Dr Kirsten Bentley is a BBSRC research fellow based at the University of St Andrews School of Biology. She works on the molecular biology of positive strand RNA viruses, particularly Polio
Dr Chris Hooley is a Senior Lecturer in Theoretical Condensed Matter Physics and the Operations Director of the Scottish Doctoral Training Centre in Condensed Matter Physics (CM-CDT). His research focuses on collective behaviour in many-particle quantum systems, both in and out of equilibrium. In addition to this year’s, he was a staff member of the 2010, 2011, 2012 and 2018 St Andrews iGEM teams.
Dr Schwarz-Linek is a senior lecturer at the University of St Andrews School of Biology. His research focuses on using structural biology, biophysical techniques and protein chemistry to study protein-protein interactions at the host-pathogen interface, with a particular interest in Gram-positive surface proteins involved in bacterial adhesion to and invasion of host cells.
I’m from Porto Alegre, Brazil, where I got BSc in Biology. I moved to the US to do a PhD working with tuberculosis, followed by a postdoc at Yale in chemical and synthetic biology. I came to the University of St Andrews almost four years ago to work on toxins from bacteria and mushroom. I am now working on finding the next generation antibiotics and in understanding how bacteria use chemical warfare to compete and cooperate with each other and with us. My group works with several enzymes that produce small molecules used in competition/cooperation, and our goal is to understand how these enzymes work and how we can modify them to our advantage.
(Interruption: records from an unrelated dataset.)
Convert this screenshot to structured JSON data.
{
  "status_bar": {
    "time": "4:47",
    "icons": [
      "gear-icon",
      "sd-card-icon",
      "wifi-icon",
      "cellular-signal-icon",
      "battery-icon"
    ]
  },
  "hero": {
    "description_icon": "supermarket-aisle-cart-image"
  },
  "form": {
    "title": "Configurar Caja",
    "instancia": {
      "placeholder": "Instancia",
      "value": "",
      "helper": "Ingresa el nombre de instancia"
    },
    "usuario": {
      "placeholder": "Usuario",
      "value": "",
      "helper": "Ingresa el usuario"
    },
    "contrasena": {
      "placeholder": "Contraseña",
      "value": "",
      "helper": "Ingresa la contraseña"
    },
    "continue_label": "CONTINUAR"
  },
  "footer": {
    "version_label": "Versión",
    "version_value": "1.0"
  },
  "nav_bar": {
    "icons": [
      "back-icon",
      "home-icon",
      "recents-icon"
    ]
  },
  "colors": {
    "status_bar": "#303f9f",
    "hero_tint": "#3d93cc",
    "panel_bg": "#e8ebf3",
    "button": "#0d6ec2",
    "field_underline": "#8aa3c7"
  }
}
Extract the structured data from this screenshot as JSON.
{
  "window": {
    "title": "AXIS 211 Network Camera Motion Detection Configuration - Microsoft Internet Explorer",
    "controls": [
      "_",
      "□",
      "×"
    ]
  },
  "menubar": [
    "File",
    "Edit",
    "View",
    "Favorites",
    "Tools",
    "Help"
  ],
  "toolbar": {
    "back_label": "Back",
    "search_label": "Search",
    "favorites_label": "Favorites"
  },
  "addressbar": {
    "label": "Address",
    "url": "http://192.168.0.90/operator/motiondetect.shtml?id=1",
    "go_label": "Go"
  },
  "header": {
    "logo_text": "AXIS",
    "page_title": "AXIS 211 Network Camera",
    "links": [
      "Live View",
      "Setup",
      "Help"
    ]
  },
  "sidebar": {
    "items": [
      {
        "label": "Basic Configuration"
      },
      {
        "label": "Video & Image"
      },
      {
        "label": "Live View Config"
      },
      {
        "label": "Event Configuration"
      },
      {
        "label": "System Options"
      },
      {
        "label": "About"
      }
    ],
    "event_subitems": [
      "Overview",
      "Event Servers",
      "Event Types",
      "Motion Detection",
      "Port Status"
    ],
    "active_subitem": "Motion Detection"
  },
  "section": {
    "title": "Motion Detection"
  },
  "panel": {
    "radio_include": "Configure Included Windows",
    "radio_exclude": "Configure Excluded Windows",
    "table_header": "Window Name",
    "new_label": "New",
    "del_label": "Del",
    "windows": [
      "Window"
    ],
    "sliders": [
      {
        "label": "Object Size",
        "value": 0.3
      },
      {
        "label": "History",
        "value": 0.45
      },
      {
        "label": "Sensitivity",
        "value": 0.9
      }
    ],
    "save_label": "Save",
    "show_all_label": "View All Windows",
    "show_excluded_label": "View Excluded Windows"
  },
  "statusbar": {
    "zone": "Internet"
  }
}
I am a molecular biologist interested in chromatin dynamics and telomeres. I did my PhD in Dundee and a postdoc in Basel.
Dr John Mitchell is Reader in Chemistry at the Univeeristy of St Andrews. His research uses theoretical and machine learning techniques in pharmaceutical chemistry, condensed phase modelling, and structural bioinformatics. His group have worked extensively on prediction of bioactivity, solubility, melting point and hydrophobicity from chemical structure, using both informatics and theoretical chemistry methodologies. Recently they have developed novel applications of machine learning in computational biochemistry, such as drug side effect prediction, identifying athletic performance enhancers, and competing against a panel of human experts.